Eco-friendly home improvements that make a difference
The promise of green energy home improvements is long-term energy savings in exchange for one up-front cost. These eco home improvement renovations are designed to lower your carbon footprint and save you money, benefitting both your bank account and the environment. What’s not to like?
Still, some green home improvements are more expensive than others, and affording the initial investment can be a struggle for many homeowners, especially when the returns might not be seen for years — or even decades. That leads to the question of which green home improvements you should prioritize for the best savings, and how you should go about financing them. Luckily, with a little research, those questions are easy to answer.
Green home improvements
A whole new market has emerged for eco-friendly home improvements. These products and renovations will help make every area of your home more energy efficient, from the roof to the floors, including:
Tankless water heater
There’s a good chance the hot water that comes out of your kitchen sink or shower is heated in a tank where a large capacity of water is stored and kept hot constantly, just waiting for you to turn on the tap. If you’ve ever run out of hot water, it means you’ve used a full tank worth of water faster than the refill could be heated. The problem with this design is that the water is kept hot 24 hours a day, seven days a week – which requires quite a lot of energy. If you don’t want to wait for water to heat up every time you need to wash your hands, though, what’s the solution?
Tankless water heaters have the ability to heat only the water you need — and they do so as you need it. They’re generally powered by gas or electricity, but these systems are not commonly pre-installed in homes in the United States, where tankless water heating has only been readily available in the past decade or two. Still, their on-demand design is 8% to 34% more efficient than storage water heaters and can save you over $100 per year in bills, according to the Department of Energy.
The average home in America requires more than 2,000 square feet of flooring and many of our go-to choices in materials have disastrous effects on the environment. Wood that isn’t responsibly sourced is causing massive deforestation in Central America and Africa, mostly due to demand from China and the United States. Vinyl, a popular cheap flooring alternative, has a high carbon footprint and isn’t recyclable. It also has a shorter lifespan than higher quality flooring materials, which means it’ll end up in a landfill when it inevitably needs to be torn up and replaced.
Thankfully, builders are responding to consumer demand for greener flooring options and have begun to make alternatives more widely available. Here are just a few environmentally friendly flooring materials to consider:
- Reclaimed wood
- Recycled tile
- Recycled rubber
- Stained concrete
Solar roof panels
You’ve probably seen solar roof panels on residential homes, maybe even while driving through your own neighborhood.
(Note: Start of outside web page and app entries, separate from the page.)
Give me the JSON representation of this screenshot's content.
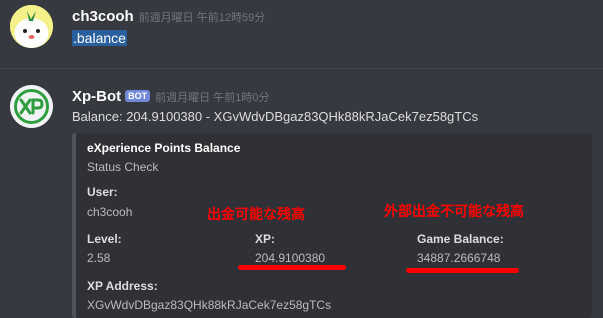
{
  "message1": {
    "username": "ch3cooh",
    "timestamp": "前週月曜日 午前12時59分",
    "content": ".balance"
  },
  "message2": {
    "username": "Xp-Bot",
    "bot_badge": "BOT",
    "timestamp": "前週月曜日 午前1時0分",
    "content": "Balance: 204.9100380 - XGvWdvDBgaz83QHk88kRJaCek7ez58gTCs",
    "embed": {
      "title": "eXperience Points Balance",
      "description": "Status Check",
      "fields": {
        "user": {
          "name": "User:",
          "value": "ch3cooh"
        },
        "level": {
          "name": "Level:",
          "value": "2.58"
        },
        "xp": {
          "name": "XP:",
          "value": "204.9100380"
        },
        "game_balance": {
          "name": "Game Balance:",
          "value": "34887.2666748"
        },
        "xp_address": {
          "name": "XP Address:",
          "value": "XGvWdvDBgaz83QHk88kRJaCek7ez58gTCs"
        }
      }
    }
  },
  "annotations": {
    "withdrawable": "出金可能な残高",
    "not_withdrawable": "外部出金不可能な残高"
  },
  "colors": {
    "background": "#36393f",
    "embed_bg": "#2f3136",
    "annotation": "#ff0000",
    "bot_badge": "#7289da",
    "selection": "#2a5f9e"
  },
  "icons": {
    "ch3cooh_avatar": "cartoon-character-avatar",
    "xpbot_avatar": "xp-logo-avatar"
  }
}
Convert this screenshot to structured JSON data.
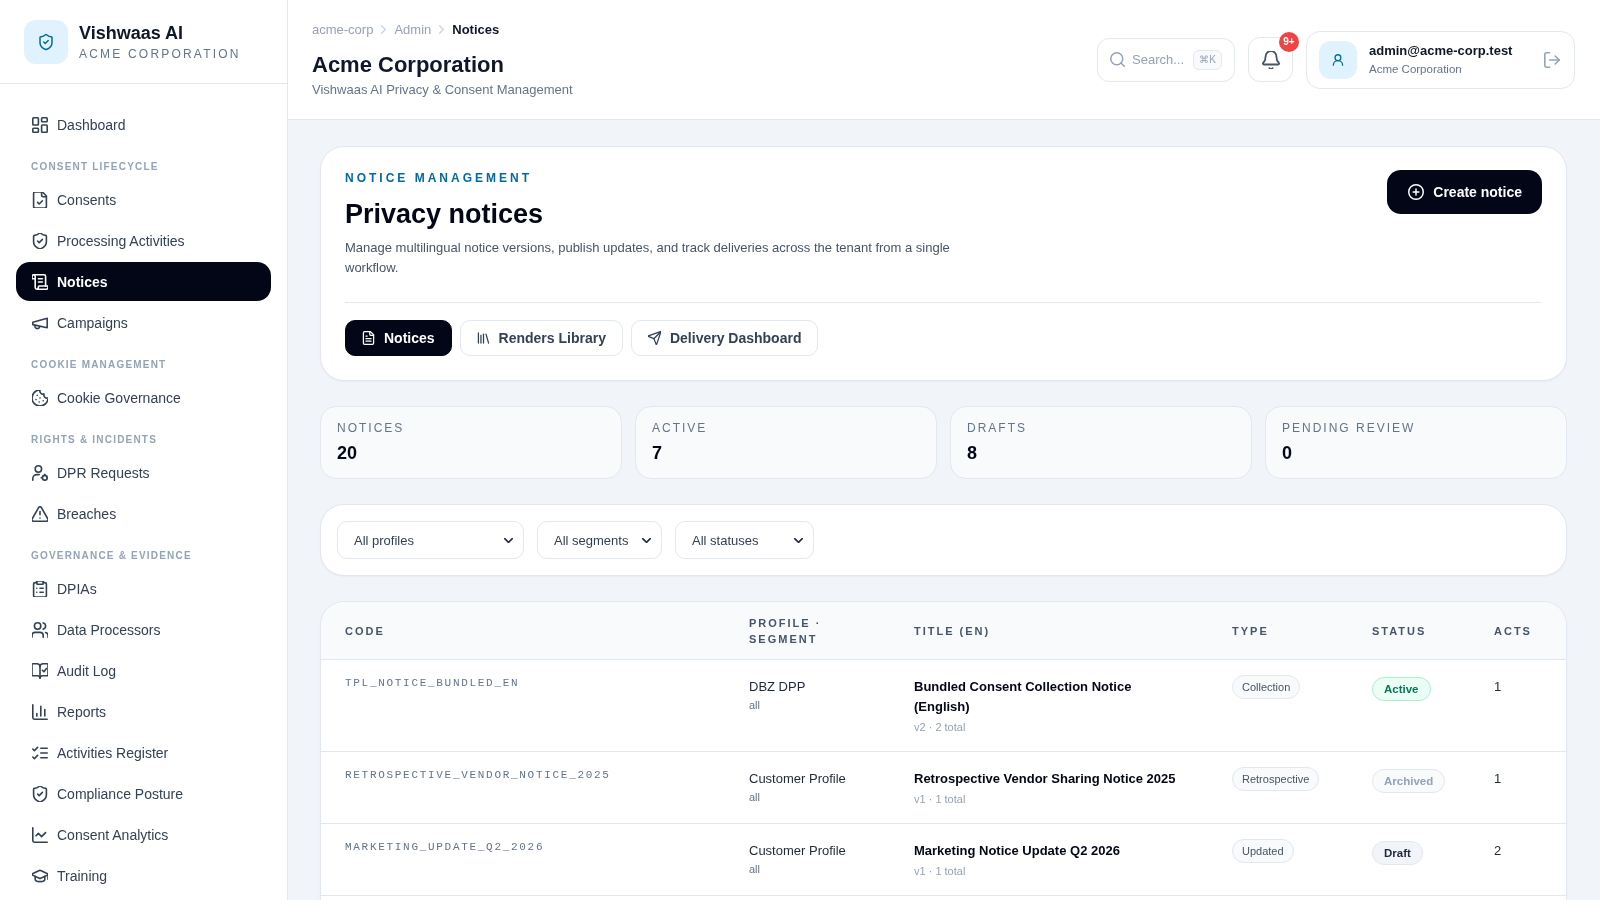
{
  "sidebar": {
    "brand": {
      "name": "Vishwaas AI",
      "org": "ACME CORPORATION"
    },
    "sections": [
      {
        "items": [
          {
            "label": "Dashboard",
            "selected": false
          }
        ]
      },
      {
        "title": "CONSENT LIFECYCLE",
        "items": [
          {
            "label": "Consents",
            "selected": false
          },
          {
            "label": "Processing Activities",
            "selected": false
          },
          {
            "label": "Notices",
            "selected": true
          },
          {
            "label": "Campaigns",
            "selected": false
          }
        ]
      },
      {
        "title": "COOKIE MANAGEMENT",
        "items": [
          {
            "label": "Cookie Governance",
            "selected": false
          }
        ]
      },
      {
        "title": "RIGHTS & INCIDENTS",
        "items": [
          {
            "label": "DPR Requests",
            "selected": false
          },
          {
            "label": "Breaches",
            "selected": false
          }
        ]
      },
      {
        "title": "GOVERNANCE & EVIDENCE",
        "items": [
          {
            "label": "DPIAs",
            "selected": false
          },
          {
            "label": "Data Processors",
            "selected": false
          },
          {
            "label": "Audit Log",
            "selected": false
          },
          {
            "label": "Reports",
            "selected": false
          },
          {
            "label": "Activities Register",
            "selected": false
          },
          {
            "label": "Compliance Posture",
            "selected": false
          },
          {
            "label": "Consent Analytics",
            "selected": false
          },
          {
            "label": "Training",
            "selected": false
          }
        ]
      }
    ]
  },
  "header": {
    "breadcrumb": [
      {
        "label": "acme-corp",
        "current": false
      },
      {
        "label": "Admin",
        "current": false
      },
      {
        "label": "Notices",
        "current": true
      }
    ],
    "title": "Acme Corporation",
    "subtitle": "Vishwaas AI Privacy & Consent Management",
    "search": {
      "placeholder": "Search...",
      "shortcut": "⌘K"
    },
    "notifications": {
      "badge": "9+"
    },
    "user": {
      "email": "admin@acme-corp.test",
      "org": "Acme Corporation"
    }
  },
  "intro": {
    "eyebrow": "NOTICE MANAGEMENT",
    "title": "Privacy notices",
    "description": "Manage multilingual notice versions, publish updates, and track deliveries across the tenant from a single workflow.",
    "create_button": "Create notice",
    "tabs": [
      {
        "label": "Notices",
        "selected": true
      },
      {
        "label": "Renders Library",
        "selected": false
      },
      {
        "label": "Delivery Dashboard",
        "selected": false
      }
    ]
  },
  "stats": [
    {
      "label": "NOTICES",
      "value": "20"
    },
    {
      "label": "ACTIVE",
      "value": "7"
    },
    {
      "label": "DRAFTS",
      "value": "8"
    },
    {
      "label": "PENDING REVIEW",
      "value": "0"
    }
  ],
  "filters": [
    {
      "value": "All profiles"
    },
    {
      "value": "All segments"
    },
    {
      "value": "All statuses"
    }
  ],
  "table": {
    "columns": [
      "CODE",
      "PROFILE · SEGMENT",
      "TITLE (EN)",
      "TYPE",
      "STATUS",
      "ACTS"
    ],
    "rows": [
      {
        "code": "TPL_NOTICE_BUNDLED_EN",
        "profile": "DBZ DPP",
        "segment": "all",
        "title": "Bundled Consent Collection Notice (English)",
        "meta": "v2 · 2 total",
        "type": "Collection",
        "status": {
          "label": "Active",
          "kind": "active"
        },
        "acts": "1"
      },
      {
        "code": "RETROSPECTIVE_VENDOR_NOTICE_2025",
        "profile": "Customer Profile",
        "segment": "all",
        "title": "Retrospective Vendor Sharing Notice 2025",
        "meta": "v1 · 1 total",
        "type": "Retrospective",
        "status": {
          "label": "Archived",
          "kind": "archived"
        },
        "acts": "1"
      },
      {
        "code": "MARKETING_UPDATE_Q2_2026",
        "profile": "Customer Profile",
        "segment": "all",
        "title": "Marketing Notice Update Q2 2026",
        "meta": "v1 · 1 total",
        "type": "Updated",
        "status": {
          "label": "Draft",
          "kind": "draft"
        },
        "acts": "2"
      }
    ]
  }
}
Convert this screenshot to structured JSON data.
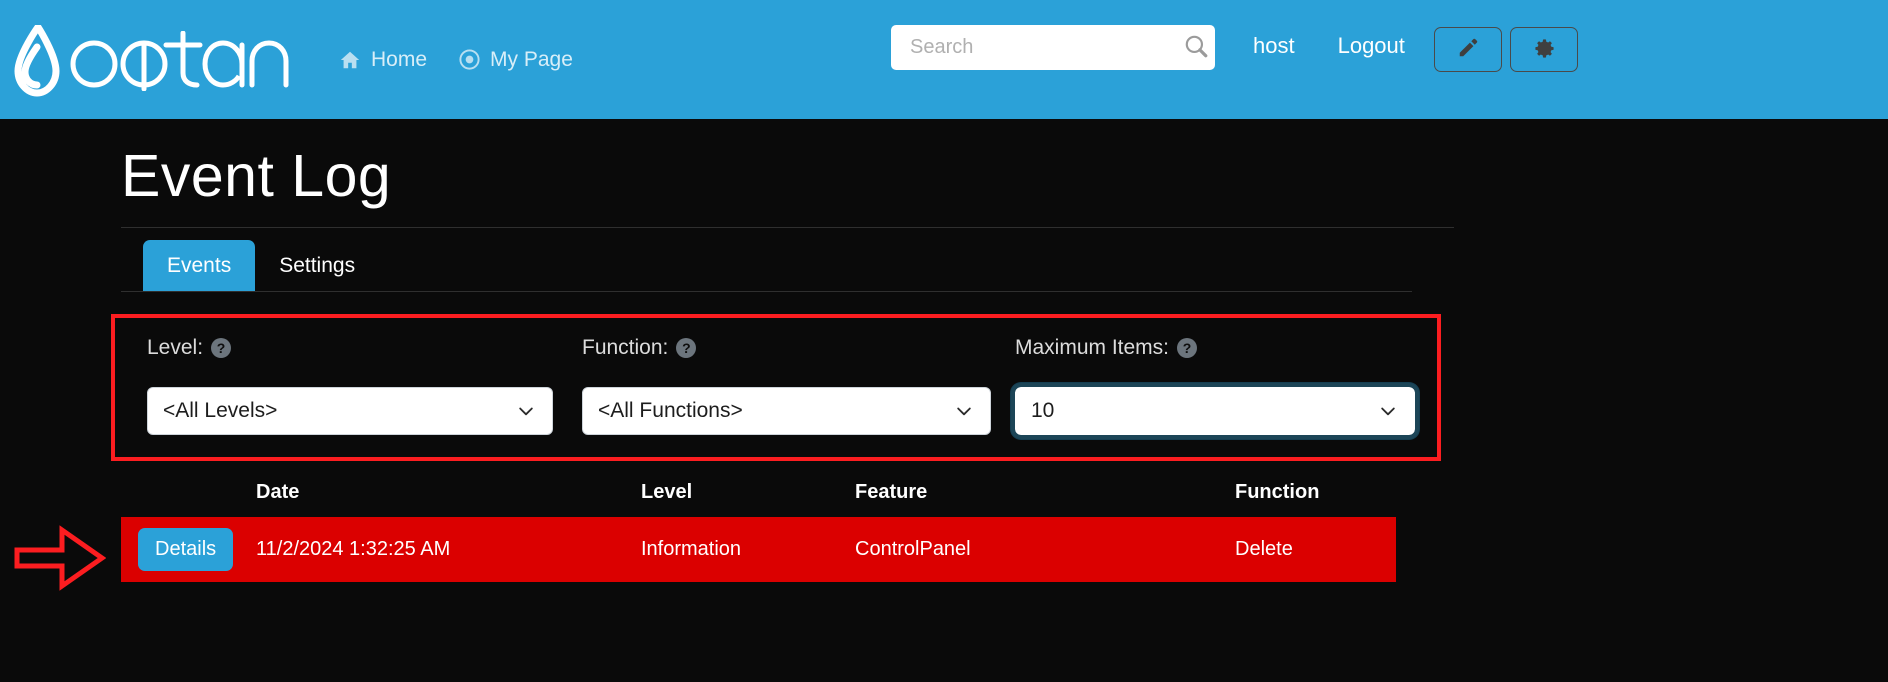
{
  "header": {
    "logo_text": "oqtane",
    "nav": [
      {
        "label": "Home",
        "icon": "home-icon"
      },
      {
        "label": "My Page",
        "icon": "target-icon"
      }
    ],
    "search": {
      "placeholder": "Search",
      "value": "",
      "icon": "search-icon"
    },
    "user": "host",
    "logout": "Logout",
    "edit_button_icon": "pencil-icon",
    "settings_button_icon": "gear-icon",
    "brand_color": "#2ba1d8"
  },
  "page": {
    "title": "Event Log"
  },
  "tabs": [
    {
      "label": "Events",
      "active": true
    },
    {
      "label": "Settings",
      "active": false
    }
  ],
  "filters": {
    "level": {
      "label": "Level:",
      "help_icon": "help-circle-icon",
      "value": "<All Levels>"
    },
    "function": {
      "label": "Function:",
      "help_icon": "help-circle-icon",
      "value": "<All Functions>"
    },
    "maximum_items": {
      "label": "Maximum Items:",
      "help_icon": "help-circle-icon",
      "value": "10",
      "focused": true
    },
    "highlight_color": "#fc1d20"
  },
  "table": {
    "columns": [
      "",
      "Date",
      "Level",
      "Feature",
      "Function"
    ],
    "rows": [
      {
        "action_label": "Details",
        "date": "11/2/2024 1:32:25 AM",
        "level": "Information",
        "feature": "ControlPanel",
        "function": "Delete",
        "status": "error",
        "row_color": "#db0000"
      }
    ]
  }
}
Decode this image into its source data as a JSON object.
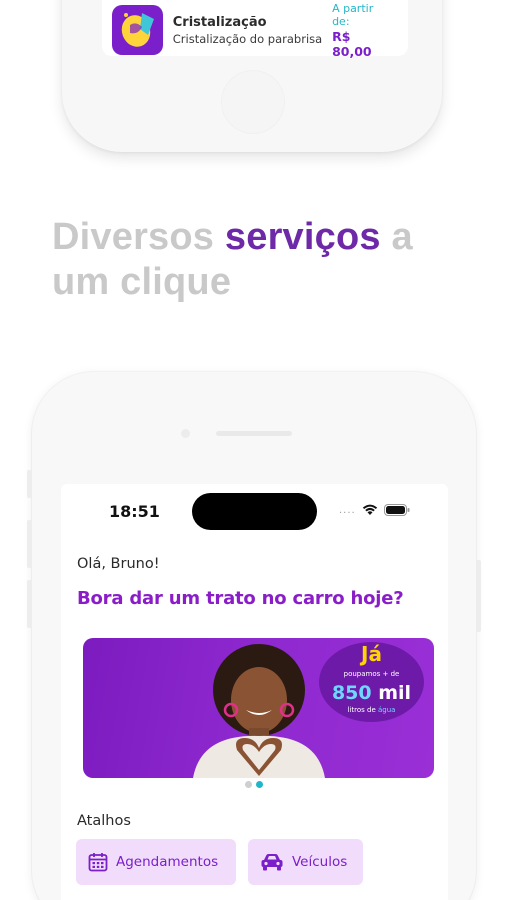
{
  "top_card": {
    "title": "Cristalização",
    "description": "Cristalização do parabrisa",
    "price_label": "A partir de:",
    "price_value": "R$ 80,00"
  },
  "headline": {
    "part1": "Diversos ",
    "accent": "serviços",
    "part2": " a",
    "line2": "um clique"
  },
  "status_bar": {
    "time": "18:51",
    "dots": "...."
  },
  "app": {
    "greeting": "Olá, Bruno!",
    "subtitle": "Bora dar um trato no carro hoje?",
    "banner": {
      "badge_title": "Já",
      "badge_line1": "poupamos + de",
      "badge_number": "850",
      "badge_unit": " mil",
      "badge_line3_a": "litros de ",
      "badge_line3_b": "água"
    },
    "carousel": {
      "total": 2,
      "active": 2
    },
    "shortcuts_title": "Atalhos",
    "shortcuts": [
      {
        "label": "Agendamentos",
        "icon": "calendar-icon"
      },
      {
        "label": "Veículos",
        "icon": "car-icon"
      }
    ]
  },
  "colors": {
    "brand_purple": "#7a1fc9",
    "accent_cyan": "#1fb6c9",
    "headline_gray": "#c9c9c9",
    "shortcut_bg": "#f2dcfb"
  }
}
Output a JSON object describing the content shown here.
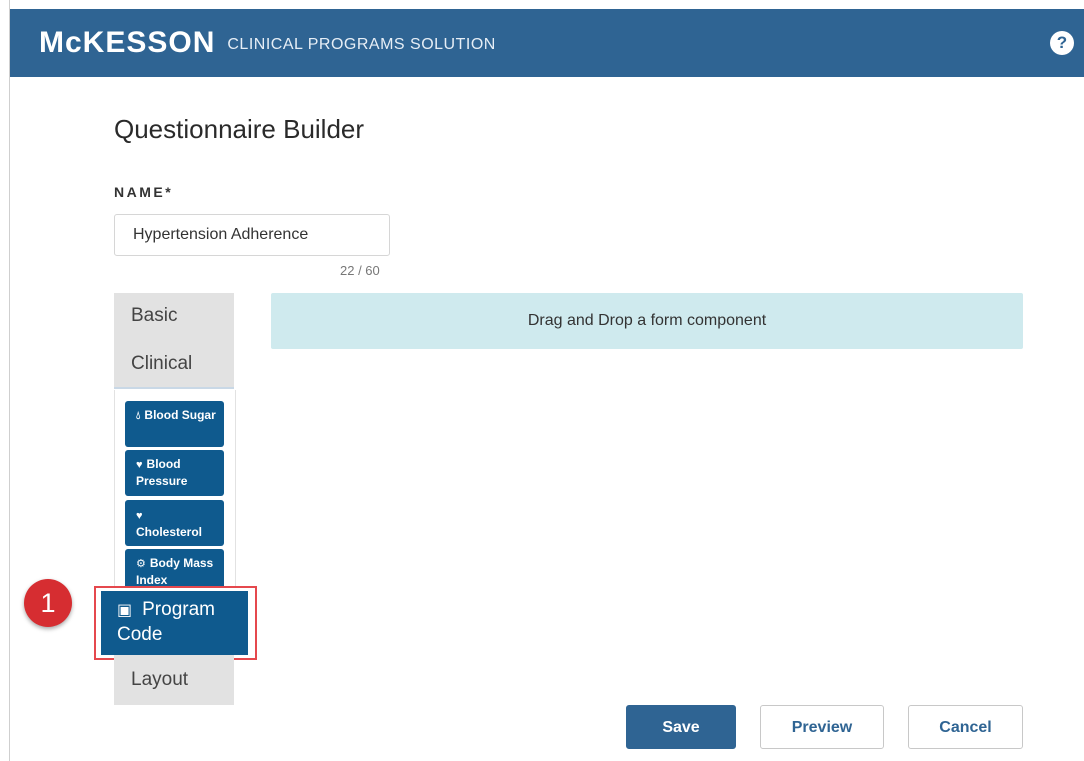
{
  "header": {
    "logo": "McKESSON",
    "product": "CLINICAL PROGRAMS SOLUTION",
    "help_icon": "question-circle-icon",
    "help_glyph": "?"
  },
  "page": {
    "title": "Questionnaire Builder"
  },
  "form": {
    "name_label": "NAME*",
    "name_value": "Hypertension Adherence",
    "counter": "22 / 60"
  },
  "tabs": {
    "basic": "Basic",
    "clinical": "Clinical",
    "layout": "Layout"
  },
  "components": [
    {
      "label": "Blood Sugar",
      "icon": "drop-icon"
    },
    {
      "label": "Blood Pressure",
      "icon": "heartbeat-icon"
    },
    {
      "label": "Cholesterol",
      "icon": "heart-icon"
    },
    {
      "label": "Body Mass Index",
      "icon": "weight-icon"
    }
  ],
  "program_code": {
    "label": "Program Code",
    "icon": "medkit-icon"
  },
  "callout": {
    "number": "1"
  },
  "dropzone": {
    "text": "Drag and Drop a form component"
  },
  "actions": {
    "save": "Save",
    "preview": "Preview",
    "cancel": "Cancel"
  },
  "colors": {
    "header": "#2f6493",
    "component": "#0f5a8e",
    "dropzone": "#cfeaee",
    "callout": "#d62d31"
  }
}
More and more homeowners are adopting this movement as they see the long-term benefits of having their own renewable energy source. According to the U.S. Energy Information Administration, the average monthly electricity bill is $111.67, which adds up to $40,201 over the course of 30 years. This is how much you could save by cutting down on paying for electricity.
Solar roof panels require a high initial investment, but there are numerous ways to lower installation costs, including tax credits and government expenses, along with these three easy ways to finance solar panels to make them affordable for your budget.
Dual pane windows
It’s hard to believe that one extra layer of glass could have a substantial impact on your energy bill, but it does. Dual pane windows can reduce energy usage by up to 24% in the winter and 18% in the summer. The space between two layers of glass is filled with gas — usually argon or krypton — which is denser than air and therefore a better insulator. This helps trap warm air in during the winter and cool air in during the summer, which significantly lowers the need for heat or air conditioning.
The U.S. Department of Energy encourages people to turn down their thermostats while they’re not home, citing evidence that adjusting the temperature setting by just 7- to 10-degrees Fahrenheit for eight hours a day can lead to 10% energy savings each year.
Still, we’ve all had hectic mornings when we forget to turn the dial down before we run out the door and waiting for the temperature to get more comfortable when you return home isn’t always ideal. Enter programmable thermostats. These handy devices are more affordable than you might think and can be readily purchased from retailers like Amazon and Home Depot. Hiring an electrician to install one is quick and easy, though you might even be able to install it yourself. Depending on the model, you can either program the temperature setting for certain times of the day or even control it in real time via an app on your smartphone.
Financing eco-friendly home improvements
The overall financial goal of eco-friendly home improvements is to save money on energy costs, but many homeowners still face a cost barrier when trying to come up with the initial investment required.
There are a few loans specifically designed for home improvements that you can take advantage of to finance green energy home improvements. Government loans are great options, as there are often tax breaks or incentives offered for improvements that reduce energy consumption. For smaller projects, you might get away with using a personal credit card, but higher-cost renovations will be best serviced by a home improvement loan.
The bottom line
Paying for green home improvements doesn’t have to be a burden — even if you’re on a limited budget. There are many ways to finance home renovations that will allow you to profit in the long term. With such a wide range of eco home improvement products available, it’s just a matter of choosing which one will benefit your home the most.
This article first appeared on Bankrate.com